Health4LGBTI is an EU-funded pilot project aimed at reducing health inequalities experienced by lesbian, gay, bisexual, transgendered and intersex (LGBTI) people. There is substantial evidence demonstrating that LGBTI people experience significant health inequalities that have impact on their health outcomes. LGBTI people continue to experience stigma and discrimination combined with social isolation and limited understanding of their lives by others, leading to significant barriers in terms of accessing health and social care services. These experiences can translate into a risk of alcohol abuse, depression, suicide and self-harm, violence, substance misuse and HIV infection. Depression, anxiety, alcohol and substance misuse are more common in LGBTI people, with lesbian and bisexual women at particular risk of alcohol abuse.
The project found that health professionals assume that LGBTI people do not face discrimination in accessing healthcare services and some believe that LGBTI people were contributing to their own marginalisation. As well as the lack of knowledge and cultural competence on the part of health professionals, the research found evidence of heterosexism, homophobia, biphobia, transphobia and interphobia creating significant barriers to healthcare, aggravated by systems ill-equipped to deal with the complexities of gender identity along with laws and policies restricting access to healthcare for trans people in particular, with some even being refused appropriate medical services.

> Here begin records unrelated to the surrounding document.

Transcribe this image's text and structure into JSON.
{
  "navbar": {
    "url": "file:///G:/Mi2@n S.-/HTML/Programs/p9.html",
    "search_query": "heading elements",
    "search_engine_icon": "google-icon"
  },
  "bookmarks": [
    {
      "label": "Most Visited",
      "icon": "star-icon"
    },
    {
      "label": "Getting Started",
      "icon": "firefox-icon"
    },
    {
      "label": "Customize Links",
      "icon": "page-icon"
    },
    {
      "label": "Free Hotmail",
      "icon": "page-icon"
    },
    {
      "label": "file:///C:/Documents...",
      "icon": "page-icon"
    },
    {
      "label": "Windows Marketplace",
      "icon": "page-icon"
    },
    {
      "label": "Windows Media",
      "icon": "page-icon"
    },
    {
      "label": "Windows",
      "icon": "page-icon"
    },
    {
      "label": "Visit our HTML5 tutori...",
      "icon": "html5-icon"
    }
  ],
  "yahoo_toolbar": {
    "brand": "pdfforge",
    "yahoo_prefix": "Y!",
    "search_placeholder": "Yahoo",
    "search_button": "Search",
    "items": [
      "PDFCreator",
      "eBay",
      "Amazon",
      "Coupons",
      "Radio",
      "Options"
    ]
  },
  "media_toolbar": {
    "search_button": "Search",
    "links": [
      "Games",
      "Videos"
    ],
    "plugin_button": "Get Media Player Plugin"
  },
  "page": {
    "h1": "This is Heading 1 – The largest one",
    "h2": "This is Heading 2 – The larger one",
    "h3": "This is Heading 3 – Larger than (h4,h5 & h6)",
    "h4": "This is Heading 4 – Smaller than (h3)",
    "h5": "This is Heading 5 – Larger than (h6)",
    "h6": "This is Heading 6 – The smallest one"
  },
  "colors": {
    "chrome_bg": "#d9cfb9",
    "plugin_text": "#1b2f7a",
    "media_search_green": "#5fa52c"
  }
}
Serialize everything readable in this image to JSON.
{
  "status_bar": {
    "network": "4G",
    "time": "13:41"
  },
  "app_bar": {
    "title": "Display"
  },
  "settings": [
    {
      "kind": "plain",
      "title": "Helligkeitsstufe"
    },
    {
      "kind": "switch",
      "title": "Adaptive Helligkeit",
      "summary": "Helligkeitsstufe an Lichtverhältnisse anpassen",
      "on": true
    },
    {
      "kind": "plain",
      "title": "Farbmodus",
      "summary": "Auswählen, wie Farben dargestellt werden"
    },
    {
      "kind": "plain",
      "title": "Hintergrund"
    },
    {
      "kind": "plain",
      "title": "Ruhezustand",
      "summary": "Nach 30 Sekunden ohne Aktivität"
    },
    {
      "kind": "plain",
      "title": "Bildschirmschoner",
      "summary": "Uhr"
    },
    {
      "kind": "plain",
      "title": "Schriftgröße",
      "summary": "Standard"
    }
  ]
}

An integral focus of this team’s research is to look at how health inequalities of this kind can be reduced, for example by ensuring that health services are attuned through appropriate and mandatory training for staff and students across health systems.

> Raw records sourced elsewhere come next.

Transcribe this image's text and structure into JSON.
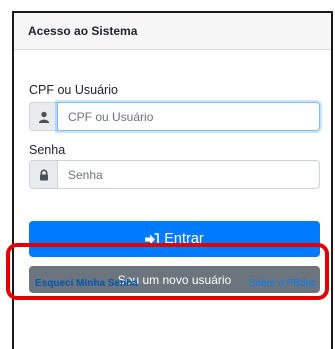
{
  "card": {
    "title": "Acesso ao Sistema"
  },
  "user": {
    "label": "CPF ou Usuário",
    "placeholder": "CPF ou Usuário",
    "icon": "user-icon"
  },
  "password": {
    "label": "Senha",
    "placeholder": "Senha",
    "icon": "lock-icon"
  },
  "login_button": {
    "label": "Entrar",
    "icon": "sign-in-icon"
  },
  "new_user_button": {
    "label": "Sou um novo usuário"
  },
  "links": {
    "forgot": "Esqueci Minha Senha",
    "about": "Sobre o PBdoc"
  },
  "colors": {
    "primary": "#007bff",
    "secondary": "#6c757d",
    "highlight": "#e50000"
  }
}
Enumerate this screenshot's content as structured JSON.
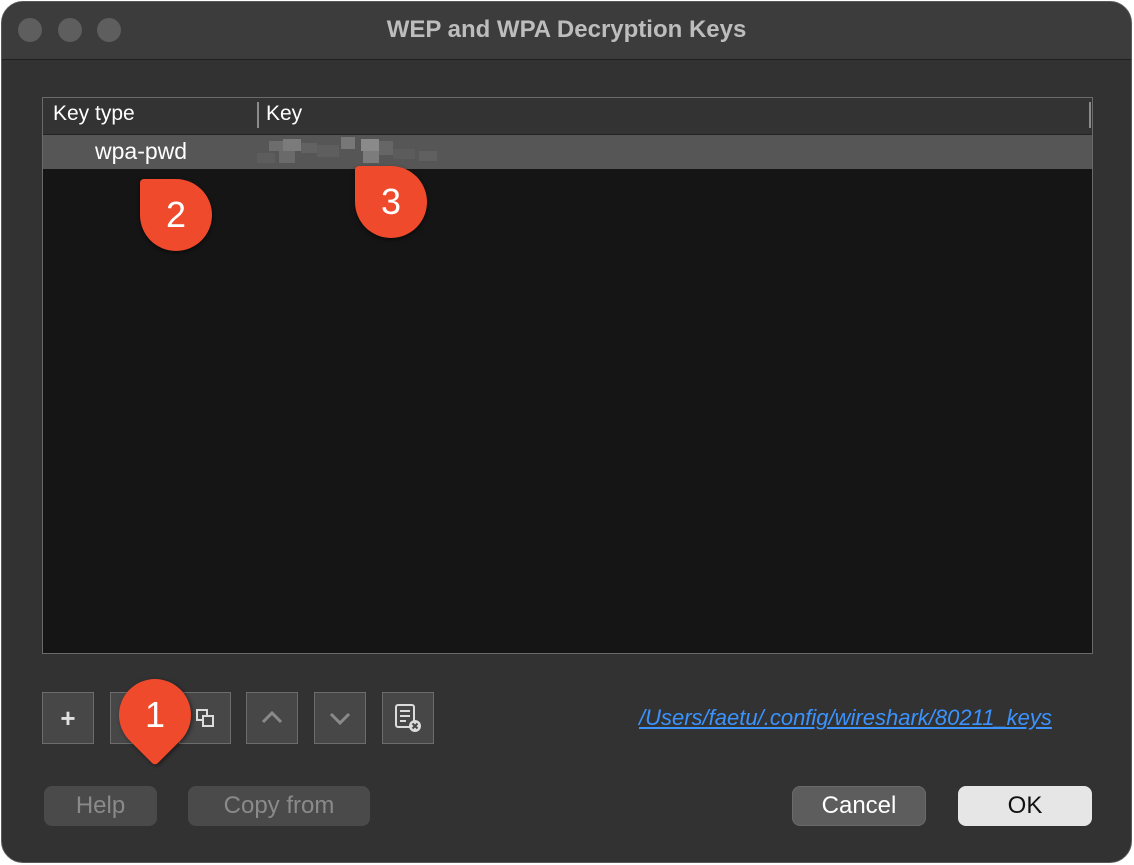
{
  "window": {
    "title": "WEP and WPA Decryption Keys"
  },
  "table": {
    "columns": [
      "Key type",
      "Key"
    ],
    "rows": [
      {
        "key_type": "wpa-pwd",
        "key": ""
      }
    ]
  },
  "annotations": [
    "1",
    "2",
    "3"
  ],
  "toolbar": {
    "add_label": "+",
    "icons": [
      "add-icon",
      "remove-icon",
      "copy-icon",
      "move-up-icon",
      "move-down-icon",
      "clear-icon"
    ]
  },
  "file_path": "/Users/faetu/.config/wireshark/80211_keys",
  "buttons": {
    "help": "Help",
    "copy_from": "Copy from",
    "cancel": "Cancel",
    "ok": "OK"
  },
  "colors": {
    "accent_badge": "#ef4a2c",
    "link": "#3a93ff",
    "selected_row": "#565656"
  }
}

In 2019, the Health4LGBTI team, including Professor Nigel Sheriff (PI), Dr Laetitia Zeeman, Dr Nick McGlynn and Alex Pollard won the University of Brighton Research and Enterprise Excellence Award for Outstanding Project.